- Opening Delimiter -

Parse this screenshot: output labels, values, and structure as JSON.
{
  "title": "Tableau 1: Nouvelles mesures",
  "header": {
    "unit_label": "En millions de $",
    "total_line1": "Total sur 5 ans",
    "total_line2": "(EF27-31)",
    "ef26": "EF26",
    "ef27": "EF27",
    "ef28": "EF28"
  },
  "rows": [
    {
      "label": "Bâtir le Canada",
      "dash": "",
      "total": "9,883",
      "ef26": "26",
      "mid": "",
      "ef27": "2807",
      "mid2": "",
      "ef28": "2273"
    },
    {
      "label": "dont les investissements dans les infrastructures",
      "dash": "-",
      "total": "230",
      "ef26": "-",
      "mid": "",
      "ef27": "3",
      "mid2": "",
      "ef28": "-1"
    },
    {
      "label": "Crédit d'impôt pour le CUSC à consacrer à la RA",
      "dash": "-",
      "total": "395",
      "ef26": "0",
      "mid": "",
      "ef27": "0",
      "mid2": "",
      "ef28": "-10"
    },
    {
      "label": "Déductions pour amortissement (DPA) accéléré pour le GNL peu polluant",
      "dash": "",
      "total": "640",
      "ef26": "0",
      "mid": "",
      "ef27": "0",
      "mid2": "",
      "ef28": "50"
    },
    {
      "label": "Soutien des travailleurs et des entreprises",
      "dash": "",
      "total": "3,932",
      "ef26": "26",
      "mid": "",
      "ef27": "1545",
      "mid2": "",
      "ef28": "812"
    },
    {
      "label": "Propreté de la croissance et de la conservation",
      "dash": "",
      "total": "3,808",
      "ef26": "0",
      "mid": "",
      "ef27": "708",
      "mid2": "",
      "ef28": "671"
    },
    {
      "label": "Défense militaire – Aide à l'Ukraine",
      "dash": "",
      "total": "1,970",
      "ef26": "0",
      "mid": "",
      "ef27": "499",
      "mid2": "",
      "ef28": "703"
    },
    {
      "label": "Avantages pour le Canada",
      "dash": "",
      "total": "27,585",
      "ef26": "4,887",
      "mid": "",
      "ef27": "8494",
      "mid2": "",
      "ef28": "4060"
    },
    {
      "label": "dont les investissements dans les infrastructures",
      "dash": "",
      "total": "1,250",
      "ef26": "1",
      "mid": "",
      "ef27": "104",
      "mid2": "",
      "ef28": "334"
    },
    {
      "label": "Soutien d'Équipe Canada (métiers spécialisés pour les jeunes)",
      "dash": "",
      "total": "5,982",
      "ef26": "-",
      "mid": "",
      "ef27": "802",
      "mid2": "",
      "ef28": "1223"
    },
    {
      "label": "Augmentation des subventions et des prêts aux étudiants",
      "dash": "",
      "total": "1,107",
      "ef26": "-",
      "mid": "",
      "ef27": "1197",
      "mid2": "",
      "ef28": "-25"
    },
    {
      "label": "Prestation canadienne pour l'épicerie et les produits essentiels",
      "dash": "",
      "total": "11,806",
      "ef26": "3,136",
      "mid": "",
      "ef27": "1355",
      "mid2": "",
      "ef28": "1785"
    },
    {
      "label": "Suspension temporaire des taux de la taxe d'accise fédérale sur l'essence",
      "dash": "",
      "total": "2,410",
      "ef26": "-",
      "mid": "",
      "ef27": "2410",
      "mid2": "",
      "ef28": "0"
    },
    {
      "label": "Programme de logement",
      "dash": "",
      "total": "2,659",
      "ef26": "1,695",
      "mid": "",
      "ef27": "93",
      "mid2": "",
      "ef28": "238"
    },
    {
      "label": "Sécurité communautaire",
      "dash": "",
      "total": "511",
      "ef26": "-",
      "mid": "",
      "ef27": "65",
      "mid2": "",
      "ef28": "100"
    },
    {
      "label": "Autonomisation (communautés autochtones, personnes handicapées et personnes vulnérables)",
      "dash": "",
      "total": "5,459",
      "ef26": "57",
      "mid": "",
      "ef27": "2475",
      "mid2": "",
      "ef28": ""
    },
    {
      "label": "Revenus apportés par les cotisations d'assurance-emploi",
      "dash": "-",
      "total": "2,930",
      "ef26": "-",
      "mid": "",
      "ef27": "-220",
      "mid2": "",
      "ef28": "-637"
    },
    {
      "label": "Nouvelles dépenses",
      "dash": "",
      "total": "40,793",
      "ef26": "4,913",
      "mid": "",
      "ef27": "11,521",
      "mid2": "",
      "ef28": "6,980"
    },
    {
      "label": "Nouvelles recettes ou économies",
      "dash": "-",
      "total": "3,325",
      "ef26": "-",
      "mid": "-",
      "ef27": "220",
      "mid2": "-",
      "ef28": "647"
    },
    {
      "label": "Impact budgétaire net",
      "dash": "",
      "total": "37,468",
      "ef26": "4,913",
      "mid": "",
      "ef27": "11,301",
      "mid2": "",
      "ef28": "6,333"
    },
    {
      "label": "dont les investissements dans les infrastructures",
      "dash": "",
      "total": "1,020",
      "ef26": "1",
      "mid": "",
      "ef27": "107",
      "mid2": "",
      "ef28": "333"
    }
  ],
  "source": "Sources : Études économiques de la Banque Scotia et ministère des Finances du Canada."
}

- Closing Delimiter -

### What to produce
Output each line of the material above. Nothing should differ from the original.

### Answer area
Parse this screenshot: output labels, values, and structure as JSON.
{
  "title": "Tableau 1: Nouvelles mesures",
  "header": {
    "unit_label": "En millions de $",
    "total_line1": "Total sur 5 ans",
    "total_line2": "(EF27-31)",
    "ef26": "EF26",
    "ef27": "EF27",
    "ef28": "EF28"
  },
  "rows": [
    {
      "label": "Bâtir le Canada",
      "dash": "",
      "total": "9,883",
      "ef26": "26",
      "mid": "",
      "ef27": "2807",
      "mid2": "",
      "ef28": "2273"
    },
    {
      "label": "dont les investissements dans les infrastructures",
      "dash": "-",
      "total": "230",
      "ef26": "-",
      "mid": "",
      "ef27": "3",
      "mid2": "",
      "ef28": "-1"
    },
    {
      "label": "Crédit d'impôt pour le CUSC à consacrer à la RA",
      "dash": "-",
      "total": "395",
      "ef26": "0",
      "mid": "",
      "ef27": "0",
      "mid2": "",
      "ef28": "-10"
    },
    {
      "label": "Déductions pour amortissement (DPA) accéléré pour le GNL peu polluant",
      "dash": "",
      "total": "640",
      "ef26": "0",
      "mid": "",
      "ef27": "0",
      "mid2": "",
      "ef28": "50"
    },
    {
      "label": "Soutien des travailleurs et des entreprises",
      "dash": "",
      "total": "3,932",
      "ef26": "26",
      "mid": "",
      "ef27": "1545",
      "mid2": "",
      "ef28": "812"
    },
    {
      "label": "Propreté de la croissance et de la conservation",
      "dash": "",
      "total": "3,808",
      "ef26": "0",
      "mid": "",
      "ef27": "708",
      "mid2": "",
      "ef28": "671"
    },
    {
      "label": "Défense militaire – Aide à l'Ukraine",
      "dash": "",
      "total": "1,970",
      "ef26": "0",
      "mid": "",
      "ef27": "499",
      "mid2": "",
      "ef28": "703"
    },
    {
      "label": "Avantages pour le Canada",
      "dash": "",
      "total": "27,585",
      "ef26": "4,887",
      "mid": "",
      "ef27": "8494",
      "mid2": "",
      "ef28": "4060"
    },
    {
      "label": "dont les investissements dans les infrastructures",
      "dash": "",
      "total": "1,250",
      "ef26": "1",
      "mid": "",
      "ef27": "104",
      "mid2": "",
      "ef28": "334"
    },
    {
      "label": "Soutien d'Équipe Canada (métiers spécialisés pour les jeunes)",
      "dash": "",
      "total": "5,982",
      "ef26": "-",
      "mid": "",
      "ef27": "802",
      "mid2": "",
      "ef28": "1223"
    },
    {
      "label": "Augmentation des subventions et des prêts aux étudiants",
      "dash": "",
      "total": "1,107",
      "ef26": "-",
      "mid": "",
      "ef27": "1197",
      "mid2": "",
      "ef28": "-25"
    },
    {
      "label": "Prestation canadienne pour l'épicerie et les produits essentiels",
      "dash": "",
      "total": "11,806",
      "ef26": "3,136",
      "mid": "",
      "ef27": "1355",
      "mid2": "",
      "ef28": "1785"
    },
    {
      "label": "Suspension temporaire des taux de la taxe d'accise fédérale sur l'essence",
      "dash": "",
      "total": "2,410",
      "ef26": "-",
      "mid": "",
      "ef27": "2410",
      "mid2": "",
      "ef28": "0"
    },
    {
      "label": "Programme de logement",
      "dash": "",
      "total": "2,659",
      "ef26": "1,695",
      "mid": "",
      "ef27": "93",
      "mid2": "",
      "ef28": "238"
    },
    {
      "label": "Sécurité communautaire",
      "dash": "",
      "total": "511",
      "ef26": "-",
      "mid": "",
      "ef27": "65",
      "mid2": "",
      "ef28": "100"
    },
    {
      "label": "Autonomisation (communautés autochtones, personnes handicapées et personnes vulnérables)",
      "dash": "",
      "total": "5,459",
      "ef26": "57",
      "mid": "",
      "ef27": "2475",
      "mid2": "",
      "ef28": ""
    },
    {
      "label": "Revenus apportés par les cotisations d'assurance-emploi",
      "dash": "-",
      "total": "2,930",
      "ef26": "-",
      "mid": "",
      "ef27": "-220",
      "mid2": "",
      "ef28": "-637"
    },
    {
      "label": "Nouvelles dépenses",
      "dash": "",
      "total": "40,793",
      "ef26": "4,913",
      "mid": "",
      "ef27": "11,521",
      "mid2": "",
      "ef28": "6,980"
    },
    {
      "label": "Nouvelles recettes ou économies",
      "dash": "-",
      "total": "3,325",
      "ef26": "-",
      "mid": "-",
      "ef27": "220",
      "mid2": "-",
      "ef28": "647"
    },
    {
      "label": "Impact budgétaire net",
      "dash": "",
      "total": "37,468",
      "ef26": "4,913",
      "mid": "",
      "ef27": "11,301",
      "mid2": "",
      "ef28": "6,333"
    },
    {
      "label": "dont les investissements dans les infrastructures",
      "dash": "",
      "total": "1,020",
      "ef26": "1",
      "mid": "",
      "ef27": "107",
      "mid2": "",
      "ef28": "333"
    }
  ],
  "source": "Sources : Études économiques de la Banque Scotia et ministère des Finances du Canada."
}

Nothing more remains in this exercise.